Transcatheter aortic valve replacement (TAVR) improves functional status but may not improve overall quality of life, according to an article being published in Annals of Internal Medicine.
Aortic stenosis (AS) is the most common valvular heart disease in developing countries and it affects up to 3 percent of adults older than 75. In recent years, TAVR has emerged as an alternative treatment to surgical aortic valve replacement (SAVR) for high-risk or inoperable patients with symptomatic severe AS.

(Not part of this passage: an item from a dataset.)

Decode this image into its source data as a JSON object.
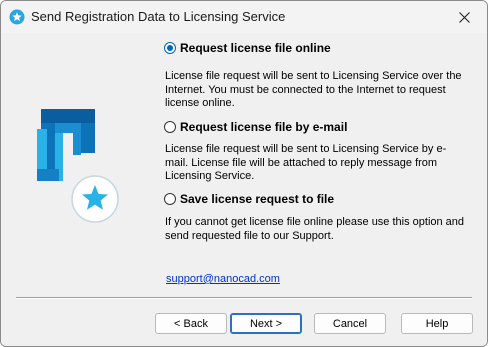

Researchers reviewed 62 published studies to evaluate the changes in functional status and quality of life after TAVR. The research suggested that TAVR improved symptoms, physical function, and disease-specific measures of quality of life compared with conservative treatment. However, the benefits in psychological dimension and general health measures were often small and inconsistent, which may be an important consideration for older patients looking to improve quality of remaining life.